Many members of Congress representing districts in states dominated by the opposite party are careful to pull their punches before redistricting. Not Kentucky’s Rep. John Yarmuth, (D-Louisville).

A member of the Congressional Progressive Caucus, Yarmuth has supported impeachment since December of 2017, and has been a big supporter of single-payer healthcare. He is also an outspoken supporter of gun control, and he has an A-rating from Planned Parenthood. Some of his behavior may just be habitual – he has always been this way – but with Kentucky Republicans in full control of the legislature for the first time ever, it might finally backfire.
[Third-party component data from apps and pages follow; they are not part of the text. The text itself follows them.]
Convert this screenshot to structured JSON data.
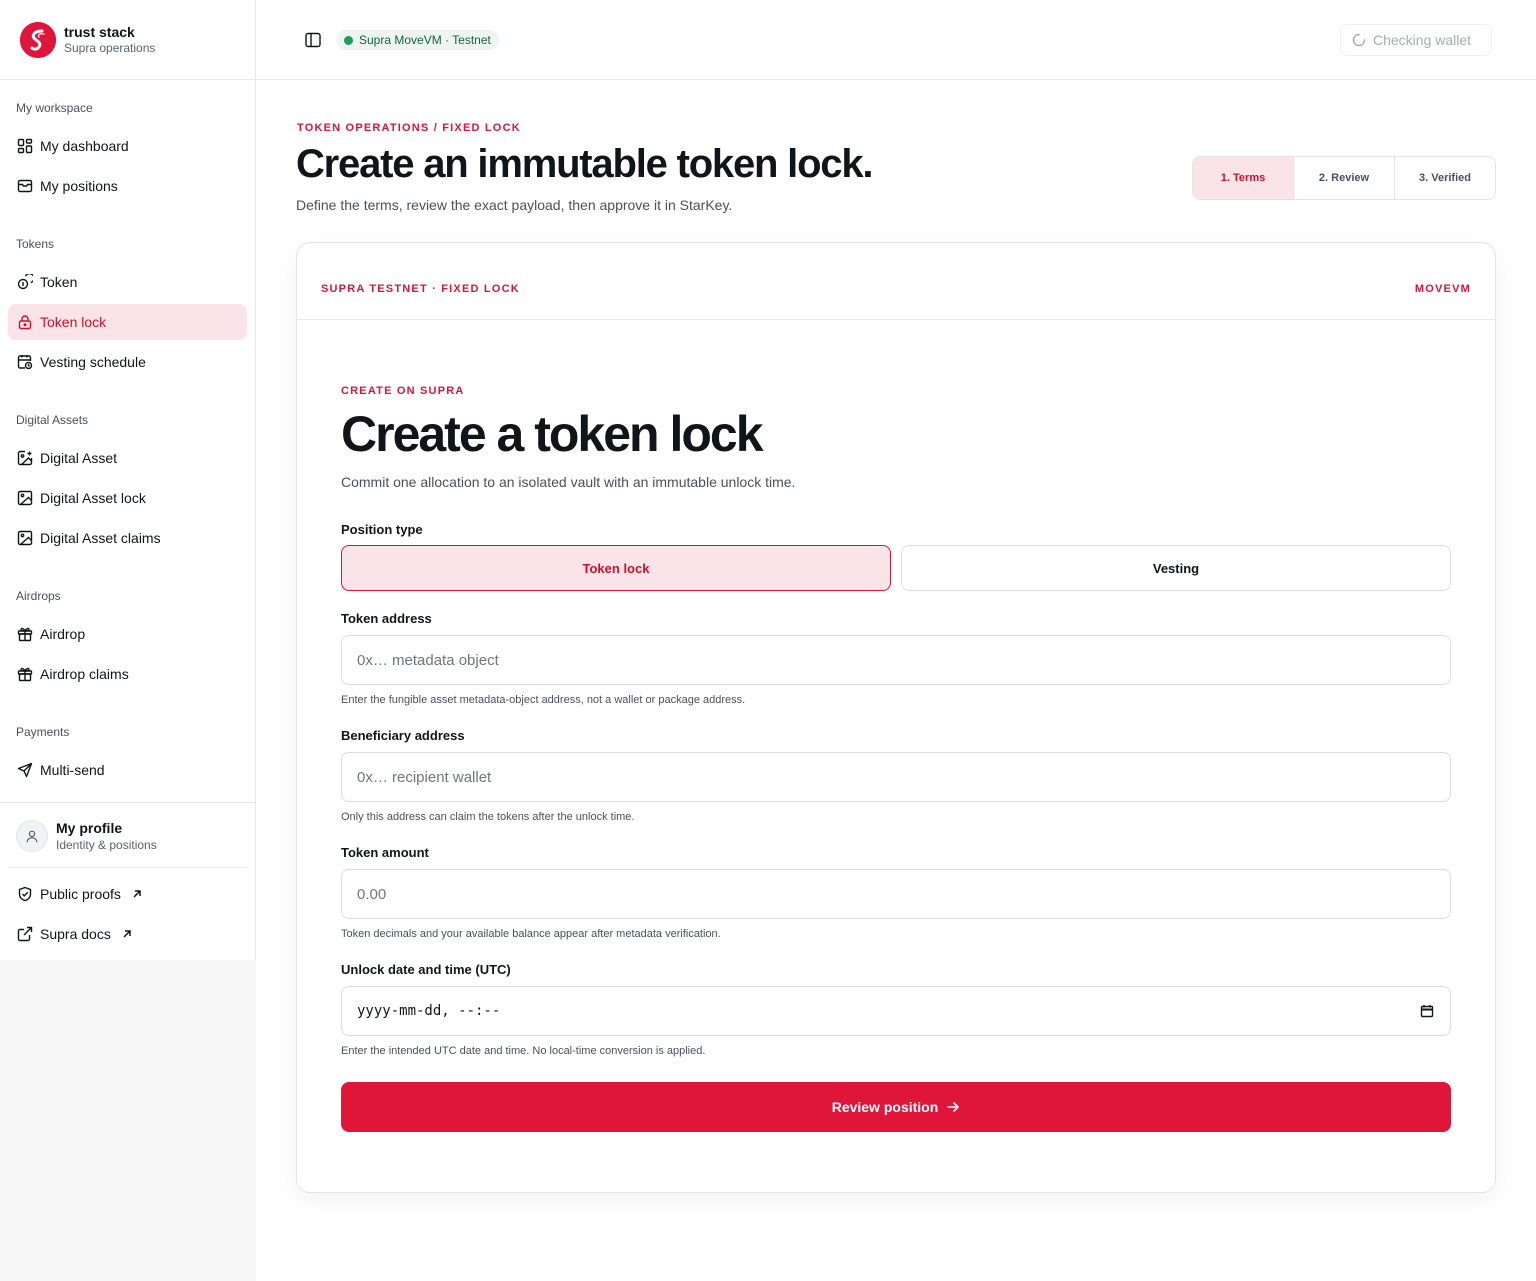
{
  "brand": {
    "name": "trust stack",
    "subtitle": "Supra operations"
  },
  "sidebar": {
    "sections": [
      {
        "label": "My workspace",
        "items": [
          {
            "label": "My dashboard",
            "icon": "dashboard-icon"
          },
          {
            "label": "My positions",
            "icon": "inbox-icon"
          }
        ]
      },
      {
        "label": "Tokens",
        "items": [
          {
            "label": "Token",
            "icon": "coins-icon"
          },
          {
            "label": "Token lock",
            "icon": "lock-icon",
            "active": true
          },
          {
            "label": "Vesting schedule",
            "icon": "calendar-clock-icon"
          }
        ]
      },
      {
        "label": "Digital Assets",
        "items": [
          {
            "label": "Digital Asset",
            "icon": "image-plus-icon"
          },
          {
            "label": "Digital Asset lock",
            "icon": "image-icon"
          },
          {
            "label": "Digital Asset claims",
            "icon": "image-icon"
          }
        ]
      },
      {
        "label": "Airdrops",
        "items": [
          {
            "label": "Airdrop",
            "icon": "gift-icon"
          },
          {
            "label": "Airdrop claims",
            "icon": "gift-icon"
          }
        ]
      },
      {
        "label": "Payments",
        "items": [
          {
            "label": "Multi-send",
            "icon": "send-icon"
          }
        ]
      }
    ],
    "profile": {
      "name": "My profile",
      "subtitle": "Identity & positions"
    },
    "footer_links": [
      {
        "label": "Public proofs",
        "icon": "shield-check-icon"
      },
      {
        "label": "Supra docs",
        "icon": "external-link-icon"
      }
    ]
  },
  "topbar": {
    "network": "Supra MoveVM · Testnet",
    "network_color": "#1f9d55",
    "wallet_status": "Checking wallet"
  },
  "page": {
    "kicker": "TOKEN OPERATIONS / FIXED LOCK",
    "title": "Create an immutable token lock.",
    "description": "Define the terms, review the exact payload, then approve it in StarKey.",
    "steps": [
      "1. Terms",
      "2. Review",
      "3. Verified"
    ],
    "active_step": 0
  },
  "card": {
    "head_left": "SUPRA TESTNET · FIXED LOCK",
    "head_right": "MOVEVM",
    "kicker": "CREATE ON SUPRA",
    "title": "Create a token lock",
    "description": "Commit one allocation to an isolated vault with an immutable unlock time.",
    "position_type": {
      "label": "Position type",
      "options": [
        "Token lock",
        "Vesting"
      ],
      "selected": "Token lock"
    },
    "token_address": {
      "label": "Token address",
      "placeholder": "0x… metadata object",
      "value": "",
      "hint": "Enter the fungible asset metadata-object address, not a wallet or package address."
    },
    "beneficiary": {
      "label": "Beneficiary address",
      "placeholder": "0x… recipient wallet",
      "value": "",
      "hint": "Only this address can claim the tokens after the unlock time."
    },
    "amount": {
      "label": "Token amount",
      "placeholder": "0.00",
      "value": "",
      "hint": "Token decimals and your available balance appear after metadata verification."
    },
    "unlock": {
      "label": "Unlock date and time (UTC)",
      "placeholder": "yyyy-mm-dd, --:--",
      "hint": "Enter the intended UTC date and time. No local-time conversion is applied."
    },
    "submit_label": "Review position"
  },
  "colors": {
    "accent": "#df1539",
    "accent_text": "#c8102e",
    "accent_soft": "#fbe4e8"
  }
}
An example of a map that would consistently elect six Republicans (credit @il_american)

While Kentucky does have some stipulations on how congressional maps can be drawn, they mostly focus on avoiding county splits between districts. A similar map to the one above would comply with those requirements while ensuring Yarmuth’s defeat in any of the three districts that contain a portion of his native Louisville.

New district lines are drawn by the legislature every 10 years and configuring the seats to spread out Democratic voters is easily done. The lines can be vetoed by the governor, but vetoes can be overridden with a simple majority in Kentucky. If GOP Gov. Matt Bevin is reelected, that would not be an obstacle.

Since Republicans control the state legislature and the United States Supreme Court has ruled that redistricting complaints are non-justiciable in federal court, Democrats’ only resort to save Yarmuth would be to sue in Kentucky state court. However, the Kentucky Supreme Court has a conservative majority, so a lawsuit would be unlikely to succeed.

Rough estimate of seat change from redistricting in 2020

 

It is also worth noting that Kentucky is just one example of where Republicans may gain seats in redistricting. The attached map illustrates where Republicans are primed to make gains after new maps are implemented. A rough estimate suggests the GOP may gain somewhere around 20-25 seats. For context, Democrats currently have an 18-seat majority in the House.

But while drawing out Yarmuth is just a question of whether the Kentucky GOP has the backbone to do it, redistricting in other states will be directly affected by elections in 2019 and 2020. The plan in future articles is to look at those elections and the possible congressional maps in states where the GOP stands to gain.

Follow @il_american on Twitter and stay tuned for more articles on redistricting.